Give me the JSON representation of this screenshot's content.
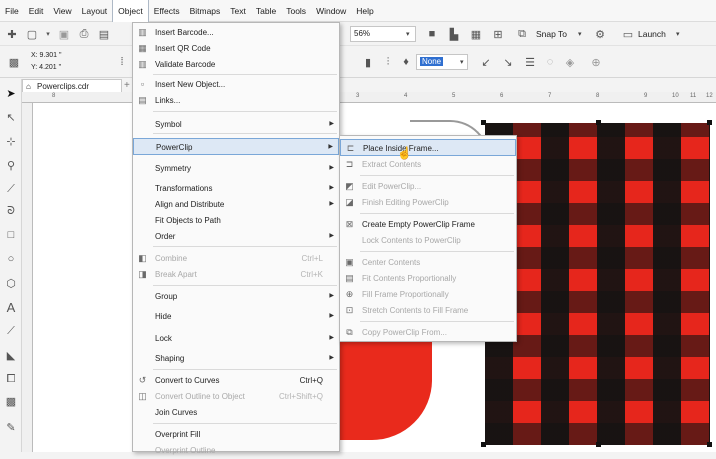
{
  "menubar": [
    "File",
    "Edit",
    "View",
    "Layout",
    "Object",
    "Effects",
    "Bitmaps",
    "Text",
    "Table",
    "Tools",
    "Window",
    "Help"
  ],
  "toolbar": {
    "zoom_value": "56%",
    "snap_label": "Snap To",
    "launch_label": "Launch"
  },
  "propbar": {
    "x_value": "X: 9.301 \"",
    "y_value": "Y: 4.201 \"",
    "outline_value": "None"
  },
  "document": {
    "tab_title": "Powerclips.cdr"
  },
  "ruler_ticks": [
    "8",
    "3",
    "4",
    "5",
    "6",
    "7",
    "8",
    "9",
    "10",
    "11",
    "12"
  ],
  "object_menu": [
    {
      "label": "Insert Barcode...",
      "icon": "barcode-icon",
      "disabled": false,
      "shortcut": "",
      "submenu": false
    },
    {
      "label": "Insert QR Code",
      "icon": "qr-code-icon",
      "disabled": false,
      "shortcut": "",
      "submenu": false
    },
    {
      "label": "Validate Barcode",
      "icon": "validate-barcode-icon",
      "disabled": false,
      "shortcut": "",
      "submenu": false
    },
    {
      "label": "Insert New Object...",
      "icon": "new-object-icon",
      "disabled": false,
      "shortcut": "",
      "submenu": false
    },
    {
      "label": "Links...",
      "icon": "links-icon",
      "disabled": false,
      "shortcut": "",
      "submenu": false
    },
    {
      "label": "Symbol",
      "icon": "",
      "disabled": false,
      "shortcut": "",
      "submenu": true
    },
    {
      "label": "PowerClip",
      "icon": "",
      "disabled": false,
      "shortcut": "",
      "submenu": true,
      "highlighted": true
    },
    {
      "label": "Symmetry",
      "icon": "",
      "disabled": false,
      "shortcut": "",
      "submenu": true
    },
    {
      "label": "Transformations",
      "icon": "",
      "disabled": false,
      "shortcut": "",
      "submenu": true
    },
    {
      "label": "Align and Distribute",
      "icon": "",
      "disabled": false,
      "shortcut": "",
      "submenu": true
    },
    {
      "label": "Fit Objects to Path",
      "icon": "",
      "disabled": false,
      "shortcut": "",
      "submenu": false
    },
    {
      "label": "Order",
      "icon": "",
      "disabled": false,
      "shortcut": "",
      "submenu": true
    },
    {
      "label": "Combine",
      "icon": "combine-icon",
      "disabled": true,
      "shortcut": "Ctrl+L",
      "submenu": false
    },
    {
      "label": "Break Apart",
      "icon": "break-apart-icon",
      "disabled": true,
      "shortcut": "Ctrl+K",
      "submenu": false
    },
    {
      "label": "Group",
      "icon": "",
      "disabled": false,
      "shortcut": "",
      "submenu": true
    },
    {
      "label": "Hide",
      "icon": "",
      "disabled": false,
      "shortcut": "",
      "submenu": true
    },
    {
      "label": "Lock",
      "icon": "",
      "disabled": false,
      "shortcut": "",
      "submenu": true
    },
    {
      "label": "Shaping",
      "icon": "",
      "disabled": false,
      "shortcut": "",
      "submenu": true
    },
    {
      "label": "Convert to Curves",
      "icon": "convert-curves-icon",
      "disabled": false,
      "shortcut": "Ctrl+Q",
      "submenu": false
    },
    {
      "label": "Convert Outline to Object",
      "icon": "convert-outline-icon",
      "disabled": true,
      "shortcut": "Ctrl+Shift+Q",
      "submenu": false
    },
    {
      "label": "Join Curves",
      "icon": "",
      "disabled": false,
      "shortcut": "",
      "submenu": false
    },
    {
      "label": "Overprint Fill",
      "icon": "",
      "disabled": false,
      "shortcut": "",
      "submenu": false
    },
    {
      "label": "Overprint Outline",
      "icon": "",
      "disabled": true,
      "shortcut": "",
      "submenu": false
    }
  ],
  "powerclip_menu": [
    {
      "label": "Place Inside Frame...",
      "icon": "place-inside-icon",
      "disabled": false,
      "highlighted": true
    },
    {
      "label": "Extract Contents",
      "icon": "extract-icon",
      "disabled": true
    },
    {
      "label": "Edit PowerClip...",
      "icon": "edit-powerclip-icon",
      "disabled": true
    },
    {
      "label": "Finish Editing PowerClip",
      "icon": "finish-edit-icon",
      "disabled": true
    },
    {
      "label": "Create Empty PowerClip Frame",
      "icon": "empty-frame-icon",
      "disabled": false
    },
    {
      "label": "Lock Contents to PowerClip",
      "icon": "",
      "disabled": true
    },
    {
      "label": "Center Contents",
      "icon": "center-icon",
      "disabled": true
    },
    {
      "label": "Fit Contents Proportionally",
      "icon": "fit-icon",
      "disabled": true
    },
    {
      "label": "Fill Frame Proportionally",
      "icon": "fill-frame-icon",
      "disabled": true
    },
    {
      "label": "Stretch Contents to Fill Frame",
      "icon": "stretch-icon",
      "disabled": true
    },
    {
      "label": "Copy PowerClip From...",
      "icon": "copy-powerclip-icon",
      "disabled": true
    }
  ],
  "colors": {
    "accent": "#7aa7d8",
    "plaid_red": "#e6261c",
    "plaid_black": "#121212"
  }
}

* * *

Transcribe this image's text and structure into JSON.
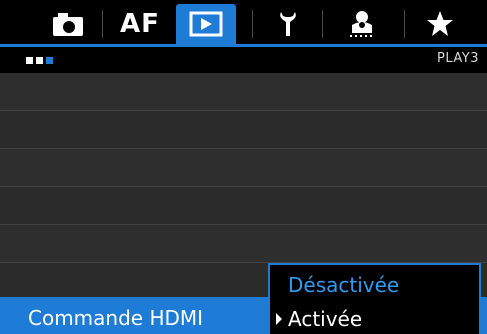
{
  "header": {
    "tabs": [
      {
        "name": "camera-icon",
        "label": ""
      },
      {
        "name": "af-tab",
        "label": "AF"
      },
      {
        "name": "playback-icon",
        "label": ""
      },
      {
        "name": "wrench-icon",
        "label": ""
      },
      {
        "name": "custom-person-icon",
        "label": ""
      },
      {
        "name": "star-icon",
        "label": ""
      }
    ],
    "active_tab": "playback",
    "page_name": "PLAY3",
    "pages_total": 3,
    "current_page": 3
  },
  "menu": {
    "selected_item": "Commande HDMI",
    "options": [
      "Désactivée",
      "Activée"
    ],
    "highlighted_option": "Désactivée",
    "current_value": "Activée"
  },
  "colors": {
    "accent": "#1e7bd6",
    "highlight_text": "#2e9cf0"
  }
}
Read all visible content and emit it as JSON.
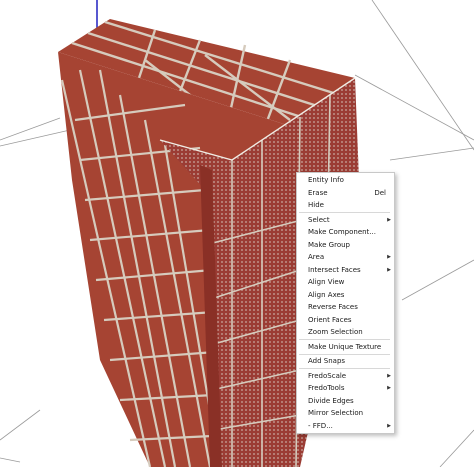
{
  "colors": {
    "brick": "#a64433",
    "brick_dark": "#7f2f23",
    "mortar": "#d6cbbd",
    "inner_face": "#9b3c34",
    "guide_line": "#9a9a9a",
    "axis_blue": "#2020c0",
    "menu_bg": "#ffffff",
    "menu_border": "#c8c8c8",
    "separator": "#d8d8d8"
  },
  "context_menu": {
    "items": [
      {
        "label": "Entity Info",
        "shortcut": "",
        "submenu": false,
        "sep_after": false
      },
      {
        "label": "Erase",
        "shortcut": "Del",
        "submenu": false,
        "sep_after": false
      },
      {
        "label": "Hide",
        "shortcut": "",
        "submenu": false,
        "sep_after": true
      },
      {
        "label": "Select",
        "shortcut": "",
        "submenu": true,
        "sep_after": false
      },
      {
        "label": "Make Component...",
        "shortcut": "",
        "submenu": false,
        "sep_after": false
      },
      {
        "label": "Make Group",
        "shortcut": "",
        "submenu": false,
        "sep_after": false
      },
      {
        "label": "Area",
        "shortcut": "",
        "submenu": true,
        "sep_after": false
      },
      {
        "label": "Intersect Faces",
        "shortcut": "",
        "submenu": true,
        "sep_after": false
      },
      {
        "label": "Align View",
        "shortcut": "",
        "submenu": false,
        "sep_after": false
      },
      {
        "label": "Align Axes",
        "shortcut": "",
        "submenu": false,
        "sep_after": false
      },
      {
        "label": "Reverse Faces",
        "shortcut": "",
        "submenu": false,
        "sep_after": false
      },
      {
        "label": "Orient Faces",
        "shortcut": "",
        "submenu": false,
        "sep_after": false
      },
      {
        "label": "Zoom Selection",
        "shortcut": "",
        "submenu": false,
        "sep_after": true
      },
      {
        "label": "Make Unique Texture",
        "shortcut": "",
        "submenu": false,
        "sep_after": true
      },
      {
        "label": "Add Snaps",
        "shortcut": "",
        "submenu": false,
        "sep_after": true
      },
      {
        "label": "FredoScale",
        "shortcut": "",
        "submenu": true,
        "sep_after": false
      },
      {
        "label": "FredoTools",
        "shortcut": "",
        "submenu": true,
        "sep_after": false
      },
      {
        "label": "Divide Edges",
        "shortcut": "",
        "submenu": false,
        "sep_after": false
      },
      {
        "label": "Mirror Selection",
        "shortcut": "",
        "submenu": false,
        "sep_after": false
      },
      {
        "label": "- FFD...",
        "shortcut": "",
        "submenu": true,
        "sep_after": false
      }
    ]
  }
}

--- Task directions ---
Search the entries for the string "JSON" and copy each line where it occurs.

--- Reply to the task ---
Give me the JSON representation of this screenshot's content.
Transcribe this image's text and structure into JSON.
Read all visible content and emit it as JSON.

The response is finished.